Often times addiction allows us to disconnect with our bodies. Yoga is just one tool that helps to get back into your body. It is true that our issues live in our tissues. Steps 1-3 are about turning that vessel right side up, creating a foundation. Steps 4-9 are about cleaning out all our gunk and preparing that vessel to sail, building our core from the inside out. Steps 10-12 are setting sail, finding our expression.
All bodies record the physical and emotional trauma of living.- Ida Rolf
I had a very different experience this year during the workshop compared to the last two. There were issues from my past, which I had not considered traumatic, but my body said otherwise. It was very evident during my practice while my muscles were quietly quivering, releasing energy that had been stored for nearly 25 years. And then during savasana, the flood gates opened. At the end of the practice, there was a sense of release.

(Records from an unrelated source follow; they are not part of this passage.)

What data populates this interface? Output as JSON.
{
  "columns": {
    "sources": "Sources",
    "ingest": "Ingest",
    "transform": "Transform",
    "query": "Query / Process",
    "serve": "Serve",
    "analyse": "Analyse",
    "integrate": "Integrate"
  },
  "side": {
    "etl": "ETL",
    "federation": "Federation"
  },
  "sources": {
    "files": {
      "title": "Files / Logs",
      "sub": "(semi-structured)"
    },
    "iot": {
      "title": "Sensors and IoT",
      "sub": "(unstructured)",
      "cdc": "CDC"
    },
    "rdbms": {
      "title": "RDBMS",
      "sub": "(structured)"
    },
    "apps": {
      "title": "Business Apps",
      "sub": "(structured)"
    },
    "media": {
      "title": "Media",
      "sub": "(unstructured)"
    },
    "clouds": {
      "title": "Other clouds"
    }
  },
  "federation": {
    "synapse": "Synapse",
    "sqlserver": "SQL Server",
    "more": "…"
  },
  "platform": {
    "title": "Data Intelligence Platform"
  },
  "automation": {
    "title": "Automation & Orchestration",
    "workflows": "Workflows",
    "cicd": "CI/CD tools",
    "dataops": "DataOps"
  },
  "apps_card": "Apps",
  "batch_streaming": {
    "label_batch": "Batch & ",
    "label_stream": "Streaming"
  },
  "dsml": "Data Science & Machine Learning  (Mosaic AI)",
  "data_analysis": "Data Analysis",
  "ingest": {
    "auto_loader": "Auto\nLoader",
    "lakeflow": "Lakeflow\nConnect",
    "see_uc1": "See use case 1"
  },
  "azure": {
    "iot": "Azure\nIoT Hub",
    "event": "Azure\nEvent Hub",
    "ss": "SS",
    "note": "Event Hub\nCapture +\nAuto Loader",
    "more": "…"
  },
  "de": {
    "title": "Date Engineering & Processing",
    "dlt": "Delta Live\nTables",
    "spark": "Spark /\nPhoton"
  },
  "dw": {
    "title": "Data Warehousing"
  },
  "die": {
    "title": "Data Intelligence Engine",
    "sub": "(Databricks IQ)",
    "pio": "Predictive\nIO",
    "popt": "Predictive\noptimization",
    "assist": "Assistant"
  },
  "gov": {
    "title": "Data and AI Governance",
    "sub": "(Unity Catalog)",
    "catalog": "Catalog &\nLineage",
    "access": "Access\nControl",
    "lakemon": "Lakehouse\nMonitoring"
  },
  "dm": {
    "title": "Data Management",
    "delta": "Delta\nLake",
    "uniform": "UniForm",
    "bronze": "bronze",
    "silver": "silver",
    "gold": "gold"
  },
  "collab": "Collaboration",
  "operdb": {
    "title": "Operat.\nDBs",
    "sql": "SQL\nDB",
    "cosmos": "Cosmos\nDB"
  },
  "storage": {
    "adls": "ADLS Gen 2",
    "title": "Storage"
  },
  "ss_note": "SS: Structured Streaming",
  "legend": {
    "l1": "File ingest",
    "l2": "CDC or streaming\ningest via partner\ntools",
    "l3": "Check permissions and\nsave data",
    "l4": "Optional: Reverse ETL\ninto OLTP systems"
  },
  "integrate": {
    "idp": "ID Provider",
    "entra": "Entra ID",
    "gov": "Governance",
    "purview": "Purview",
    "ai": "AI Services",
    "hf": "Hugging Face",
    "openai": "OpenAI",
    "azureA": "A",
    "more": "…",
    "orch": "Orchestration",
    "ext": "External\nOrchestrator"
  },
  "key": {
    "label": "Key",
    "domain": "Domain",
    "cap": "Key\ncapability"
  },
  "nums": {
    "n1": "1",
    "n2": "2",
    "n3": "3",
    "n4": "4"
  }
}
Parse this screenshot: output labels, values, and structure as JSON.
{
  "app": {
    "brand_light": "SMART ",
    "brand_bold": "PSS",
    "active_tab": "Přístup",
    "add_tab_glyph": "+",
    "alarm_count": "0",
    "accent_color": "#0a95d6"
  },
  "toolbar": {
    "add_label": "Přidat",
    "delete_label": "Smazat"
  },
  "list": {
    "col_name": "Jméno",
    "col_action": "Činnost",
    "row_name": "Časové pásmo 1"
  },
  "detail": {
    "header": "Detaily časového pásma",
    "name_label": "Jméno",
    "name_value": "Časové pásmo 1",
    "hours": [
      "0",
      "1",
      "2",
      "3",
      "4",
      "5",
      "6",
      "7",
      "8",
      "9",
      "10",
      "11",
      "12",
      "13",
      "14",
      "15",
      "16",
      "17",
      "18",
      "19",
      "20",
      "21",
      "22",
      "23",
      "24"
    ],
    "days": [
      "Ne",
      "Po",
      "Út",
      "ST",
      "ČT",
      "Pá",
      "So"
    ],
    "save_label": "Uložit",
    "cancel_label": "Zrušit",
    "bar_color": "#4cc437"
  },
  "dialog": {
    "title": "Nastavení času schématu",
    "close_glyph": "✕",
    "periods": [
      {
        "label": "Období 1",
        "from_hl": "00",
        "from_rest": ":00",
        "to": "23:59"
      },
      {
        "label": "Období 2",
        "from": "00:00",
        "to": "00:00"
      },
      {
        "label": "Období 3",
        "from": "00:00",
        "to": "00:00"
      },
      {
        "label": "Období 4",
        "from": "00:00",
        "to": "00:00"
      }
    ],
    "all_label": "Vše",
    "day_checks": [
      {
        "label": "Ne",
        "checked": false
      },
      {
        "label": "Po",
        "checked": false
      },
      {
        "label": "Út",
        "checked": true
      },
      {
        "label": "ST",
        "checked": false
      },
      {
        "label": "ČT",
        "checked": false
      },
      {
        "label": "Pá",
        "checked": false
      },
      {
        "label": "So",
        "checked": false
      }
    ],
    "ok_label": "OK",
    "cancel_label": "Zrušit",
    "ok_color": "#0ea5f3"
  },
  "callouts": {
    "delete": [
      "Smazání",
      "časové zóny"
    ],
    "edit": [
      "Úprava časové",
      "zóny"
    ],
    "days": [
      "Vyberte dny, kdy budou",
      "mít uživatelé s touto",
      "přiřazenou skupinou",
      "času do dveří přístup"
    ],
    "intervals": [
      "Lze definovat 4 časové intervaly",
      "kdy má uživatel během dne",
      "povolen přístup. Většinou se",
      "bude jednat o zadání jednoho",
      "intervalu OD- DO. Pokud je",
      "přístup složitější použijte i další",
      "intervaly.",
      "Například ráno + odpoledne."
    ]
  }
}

Trauma comes in all forms. Physical abuse, accidents, surgical procedures, natural disasters, violence, and countless others. I attribute the response during my practice this weekend to a culmination of stuck emotions from being a young child spending so much time around doctors and hospitals, the anniversary of my friend’s death from high school soon approaching and the anxiety I held during this past 9/11. My body needed a release and that’s exactly what happened. I am grateful for this, as now I feel lighter and a little more aware.
Y12SR are classes being held all over that are a combination of a meeting and a yoga class. They generally run 90-120 minutes, depending on the studio or location of the class. All A’s are welcome. As it’s been explained before, “AA, NA, OA, Al-anon- anyone with an @ss is welcome.”
To find more information on Y12SR, please check out: http://www.yogaof12steprecovery.com/